Angst is a German serial killer film from the early Eighties, directed by Gerald Kargl and written by Kargl and Zbigniew Rybczynski. I had heard this movie discussed online as a top “disturbing film.” Those are words that capture my attention, and I finally sat down for an afternoon of German terror.
First things first, Angst is shot with terrific camera angles. In some movies, overt cleverness can get in the way, but the images here were handled with aplomb. We start with a descending shot of a prison more imposing than Kubrick’s Overlook Hotel. Like Kubrick’s film, the interiors of these opening scenes are filmed to appear monstrous, overwhelming to the prisoners. As the guard walks the corridors, we get an extreme close-up of his keys. The instruments of freedom made huge, impossible not to focus on. And as our antihero takes his first steps outside, the camera flies overheard, like a bird soaring on the wind.
Erwin Leder provides a deeply unsettling performance as the unnamed protagonist—credited as The Psychopath. We, the audience, are made privy to his warped thoughts in a nearly continuous voiceover not by Leder, but rather Robert Hunger-Bühler. Voiceovers, like clever camera angles, have the potential to ruin a film, but once again, Angst nails it. The narration plays as a stream-of-consciousness rambling of the psychopath’s mind at every given moment. On the other hand, it is not exactly necessary, because Leder’s unhinged performance gives us all the shifty eyes and frantic movements of a spun-out nut job. His first foray into the public, at a little café, is a marvel to watch. As his interior monologue convinces himself that the girls at the other end of the counter are lusting for him, the close-ups on his sausage-chewing mouth, their lips, and his crazy eyes zoom in until we’re almost inside their skins.
As he walks the streets, we follow along at his shoulder. Are we the better angels of his character, begging him to make the right choices? I don’t think so. We see from the point of view of the devil perched at his ear, ever pushing him toward madness. That his bizarre acts make perfect sense to him engage us even further.
After a taxi driver fails to understand how close she came to death, our psychopath follows a trail in the woods right out of the plethora of German fairy tales. And like any good fairy tale, there is a house in the middle of those woods. Leder is our big and very bad wolf, who breaks in and destroys three lives in a series of long, brutal, complicated nastiness. As he commits heinous acts, he calmly recounts to us the degradation he suffered as a child and his first youthful tortures of neighborhood animals. His violence culminates in an attack of startling and realistic brutality.
We have seen his spiral into madness. What remains is the unraveling of his composure. This is a deconstruction I’ve rarely witnessed in film. He is not the suave Dr. Hannibal Lector who will calmly walk away from his crimes. Our psychopath has completely lost all control by the end of the movie, and his choices will make you cringe and shake your head.

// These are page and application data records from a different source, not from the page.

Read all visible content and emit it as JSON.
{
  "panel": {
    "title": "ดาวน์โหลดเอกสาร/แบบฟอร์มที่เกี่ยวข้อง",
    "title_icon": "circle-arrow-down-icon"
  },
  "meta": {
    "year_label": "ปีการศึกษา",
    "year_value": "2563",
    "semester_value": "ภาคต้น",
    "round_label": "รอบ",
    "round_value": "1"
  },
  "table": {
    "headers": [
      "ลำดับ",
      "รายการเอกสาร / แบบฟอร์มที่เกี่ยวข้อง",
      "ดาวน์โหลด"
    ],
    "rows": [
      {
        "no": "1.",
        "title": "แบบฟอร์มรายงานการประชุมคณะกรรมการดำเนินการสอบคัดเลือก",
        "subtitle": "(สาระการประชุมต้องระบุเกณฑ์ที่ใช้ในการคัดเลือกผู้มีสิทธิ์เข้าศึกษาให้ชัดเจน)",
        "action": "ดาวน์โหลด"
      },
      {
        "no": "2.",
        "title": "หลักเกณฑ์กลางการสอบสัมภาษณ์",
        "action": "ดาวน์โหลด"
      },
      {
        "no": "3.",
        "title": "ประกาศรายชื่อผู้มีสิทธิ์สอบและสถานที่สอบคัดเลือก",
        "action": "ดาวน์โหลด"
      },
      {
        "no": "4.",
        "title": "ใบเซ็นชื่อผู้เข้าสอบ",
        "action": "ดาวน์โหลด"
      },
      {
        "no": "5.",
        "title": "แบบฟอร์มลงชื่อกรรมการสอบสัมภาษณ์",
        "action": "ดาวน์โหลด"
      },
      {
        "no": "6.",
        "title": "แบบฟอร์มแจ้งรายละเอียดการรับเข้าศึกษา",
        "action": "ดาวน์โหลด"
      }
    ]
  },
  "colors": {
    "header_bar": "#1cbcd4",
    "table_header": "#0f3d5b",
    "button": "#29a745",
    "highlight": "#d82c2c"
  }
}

Angst is not a subtle film in its violence and portrayal of a crazy killer. Yet subtle elements abound like Easter eggs to ooh and ahh over. Apart from the camera work and fairy tale imagery, one thing I noticed was the man reading the paper at the café. On the first day, the headline reads WAR. He’s there again the following day, but this morning the headline reads PAX, Latin for “peace.” But will The Psychopath ever find his own peace?
These days, I don’t know if Angst can rightly hold a place in the “most disturbing films” lists, but there is much more to this movie than the brief gore and fits of craziness. Angst is a terrific film. An oddity, perhaps. An experience, for certain. So much more than the sum of its parts, but those individual parts are terrific, too!